Banks Tightening Lending Terms to Businesses
Over half of the 54 U.S. banks surveyed said that their institutions have put stricter standards on commercial and industrial loans and credit lines to large and medium-size firms. Sixty percent had done so in the period preceding the January survey. Nearly as many banks, 43 percent, reported they had tightened conditions on similar loans to small businesses, the Fed said. No bank said it had eased terms for either class of business borrower.
When banks tighten terms on business loans, they may do more than raise interest rates. For example, if some form of collateral, such as equipment or inventories, backs the loan the bank may ask for more to be pledged. The size of a line of credit may be reduced. And if a company is required to keep part of the loan proceeds on deposit in the bank in what is called a compensating balance, that balance may be increased.
Tighter terms do not necessarily mean that small-business borrowers are paying higher interest rates than they were three months ago.

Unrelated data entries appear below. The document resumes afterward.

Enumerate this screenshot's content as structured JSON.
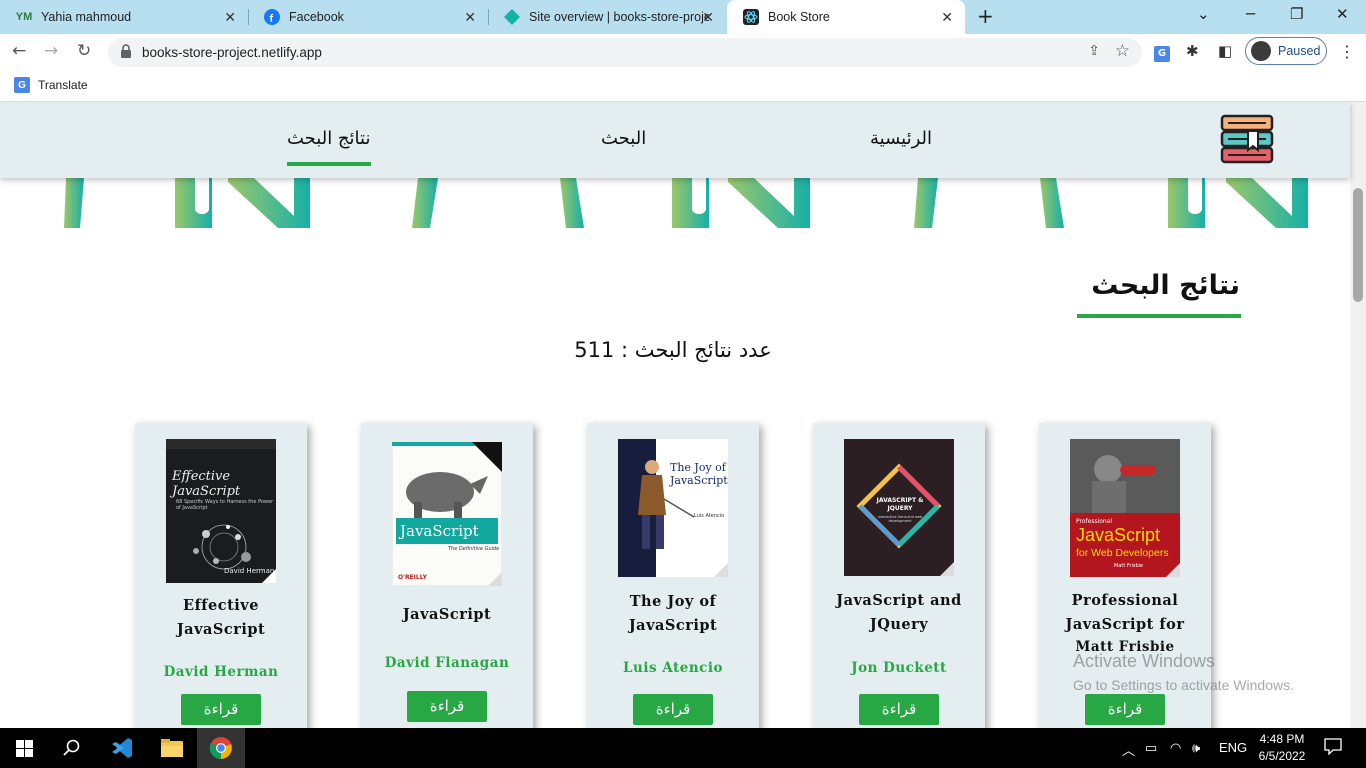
{
  "browser": {
    "tabs": [
      {
        "label": "Yahia mahmoud",
        "icon": "ym-icon"
      },
      {
        "label": "Facebook",
        "icon": "facebook-icon"
      },
      {
        "label": "Site overview | books-store-proje",
        "icon": "netlify-icon"
      },
      {
        "label": "Book Store",
        "icon": "react-icon"
      }
    ],
    "url": "books-store-project.netlify.app",
    "profile_status": "Paused",
    "bookmark": "Translate"
  },
  "site": {
    "nav": {
      "home": "الرئيسية",
      "search": "البحث",
      "results": "نتائج البحث"
    },
    "section_title": "نتائج البحث",
    "result_count_label": "عدد نتائج البحث : 511",
    "read_label": "قراءة",
    "books": [
      {
        "title": "Effective JavaScript",
        "author": "David Herman",
        "cover_title": "Effective JavaScript",
        "cover_sub": "68 Specific Ways to Harness the Power of JavaScript",
        "cover_author": "David Herman"
      },
      {
        "title": "JavaScript",
        "author": "David Flanagan",
        "cover_title": "JavaScript",
        "cover_sub": "The Definitive Guide",
        "cover_pub": "O'REILLY"
      },
      {
        "title": "The Joy of JavaScript",
        "author": "Luis Atencio",
        "cover_title": "The Joy of JavaScript",
        "cover_author": "Luis Atencio"
      },
      {
        "title": "JavaScript and JQuery",
        "author": "Jon Duckett",
        "cover_title": "JAVASCRIPT & JQUERY",
        "cover_sub": "interactive front-end web development"
      },
      {
        "title": "Professional JavaScript for Web Developers",
        "author": "Matt Frisbie",
        "cover_pre": "Professional",
        "cover_title": "JavaScript",
        "cover_sub": "for Web Developers",
        "cover_author": "Matt Frisbie"
      }
    ],
    "accent_color": "#28a745"
  },
  "watermark": {
    "line1": "Activate Windows",
    "line2": "Go to Settings to activate Windows."
  },
  "taskbar": {
    "lang": "ENG",
    "time": "4:48 PM",
    "date": "6/5/2022"
  }
}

Many small-business loans are tied directly to banks' prime lending rate, with loan rates frequently stated in terms of the prime rate plus a spread of one or more percentage points.
"As in the previous survey, about two-thirds of the domestic respondents said that they had raised premiums on riskier loans to large and middle-market firms at least somewhat, including a significant fraction that had widened these spreads considerably," the survey summary said. "For small firms, 48 percent of banks reported charging somewhat higher premiums on riskier loans and 10 percent increased their premiums considerably."
The loan officers, who routinely track their borrowers' ability to keep their loans current, said they were finding that some companies that previously were seen as very creditworthy were showing financial strain.
Fed Chairman Alan Greenspan has urged bankers not to become so over cautious that they deny loans to creditworthy firms.